START Source information

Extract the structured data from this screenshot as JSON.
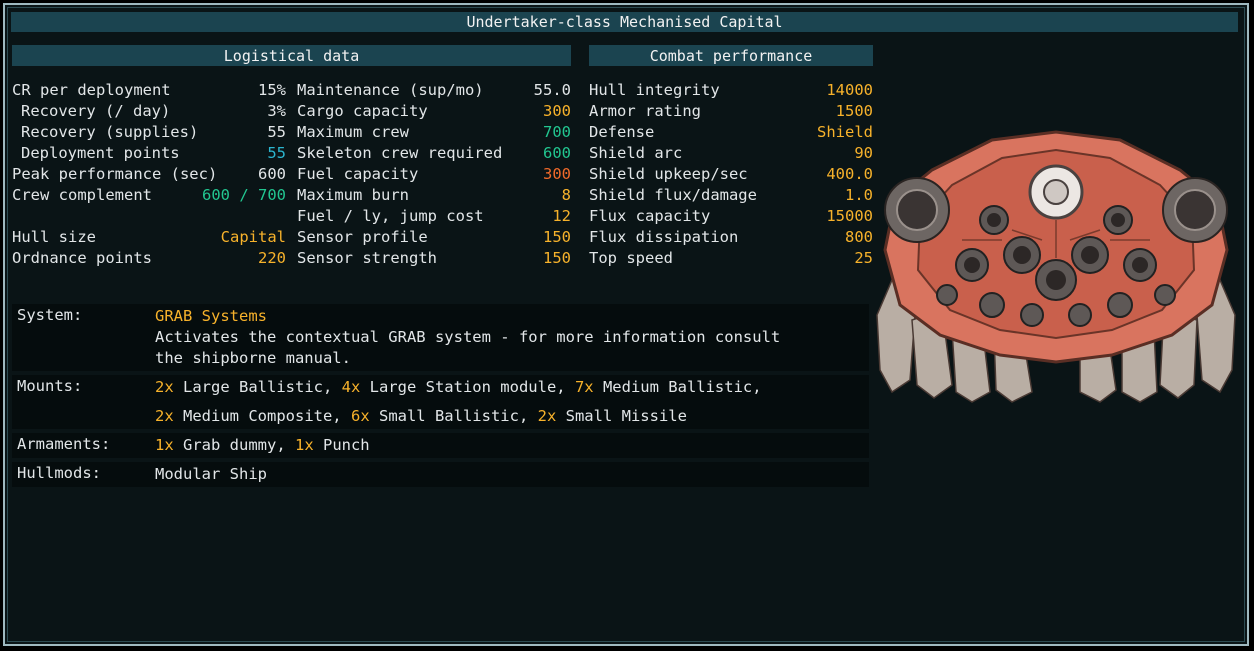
{
  "title": "Undertaker-class Mechanised Capital",
  "logistical": {
    "header": "Logistical data",
    "col1": [
      {
        "label": "CR per deployment",
        "value": "15%",
        "color": "white",
        "indent": false
      },
      {
        "label": "Recovery (/ day)",
        "value": "3%",
        "color": "white",
        "indent": true
      },
      {
        "label": "Recovery (supplies)",
        "value": "55",
        "color": "white",
        "indent": true
      },
      {
        "label": "Deployment points",
        "value": "55",
        "color": "cyan",
        "indent": true
      },
      {
        "label": "Peak performance (sec)",
        "value": "600",
        "color": "white",
        "indent": false
      },
      {
        "label": "Crew complement",
        "value": "600 / 700",
        "color": "green",
        "indent": false
      },
      {
        "label": "",
        "value": "",
        "color": "white",
        "indent": false
      },
      {
        "label": "Hull size",
        "value": "Capital",
        "color": "orange",
        "indent": false
      },
      {
        "label": "Ordnance points",
        "value": "220",
        "color": "orange",
        "indent": false
      }
    ],
    "col2": [
      {
        "label": "Maintenance (sup/mo)",
        "value": "55.0",
        "color": "white"
      },
      {
        "label": "Cargo capacity",
        "value": "300",
        "color": "orange"
      },
      {
        "label": "Maximum crew",
        "value": "700",
        "color": "green"
      },
      {
        "label": "Skeleton crew required",
        "value": "600",
        "color": "green"
      },
      {
        "label": "Fuel capacity",
        "value": "300",
        "color": "red"
      },
      {
        "label": "Maximum burn",
        "value": "8",
        "color": "orange"
      },
      {
        "label": "Fuel / ly, jump cost",
        "value": "12",
        "color": "orange"
      },
      {
        "label": "Sensor profile",
        "value": "150",
        "color": "orange"
      },
      {
        "label": "Sensor strength",
        "value": "150",
        "color": "orange"
      }
    ]
  },
  "combat": {
    "header": "Combat performance",
    "rows": [
      {
        "label": "Hull integrity",
        "value": "14000",
        "color": "orange"
      },
      {
        "label": "Armor rating",
        "value": "1500",
        "color": "orange"
      },
      {
        "label": "Defense",
        "value": "Shield",
        "color": "orange"
      },
      {
        "label": "Shield arc",
        "value": "90",
        "color": "orange"
      },
      {
        "label": "Shield upkeep/sec",
        "value": "400.0",
        "color": "orange"
      },
      {
        "label": "Shield flux/damage",
        "value": "1.0",
        "color": "orange"
      },
      {
        "label": "Flux capacity",
        "value": "15000",
        "color": "orange"
      },
      {
        "label": "Flux dissipation",
        "value": "800",
        "color": "orange"
      },
      {
        "label": "Top speed",
        "value": "25",
        "color": "orange"
      }
    ]
  },
  "info": {
    "system_label": "System:",
    "system_name": "GRAB Systems",
    "system_desc": "Activates the contextual GRAB system - for more information consult the shipborne manual.",
    "mounts_label": "Mounts:",
    "mounts": [
      [
        {
          "count": "2x",
          "text": "Large Ballistic, "
        },
        {
          "count": "4x",
          "text": "Large Station module, "
        },
        {
          "count": "7x",
          "text": "Medium Ballistic,"
        }
      ],
      [
        {
          "count": "2x",
          "text": "Medium Composite, "
        },
        {
          "count": "6x",
          "text": "Small Ballistic, "
        },
        {
          "count": "2x",
          "text": "Small Missile"
        }
      ]
    ],
    "armaments_label": "Armaments:",
    "armaments": [
      {
        "count": "1x",
        "text": "Grab dummy, "
      },
      {
        "count": "1x",
        "text": "Punch"
      }
    ],
    "hullmods_label": "Hullmods:",
    "hullmods": "Modular Ship"
  },
  "colors": {
    "white": "#e2e6e8",
    "orange": "#f7b22b",
    "cyan": "#2bb5cf",
    "green": "#22c690",
    "red": "#f06a2a",
    "header_bg": "#1b4450",
    "panel_bg": "#0a1416"
  }
}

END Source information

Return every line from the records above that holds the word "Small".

          "text": "Small Ballistic, "
          "text": "Small Missile"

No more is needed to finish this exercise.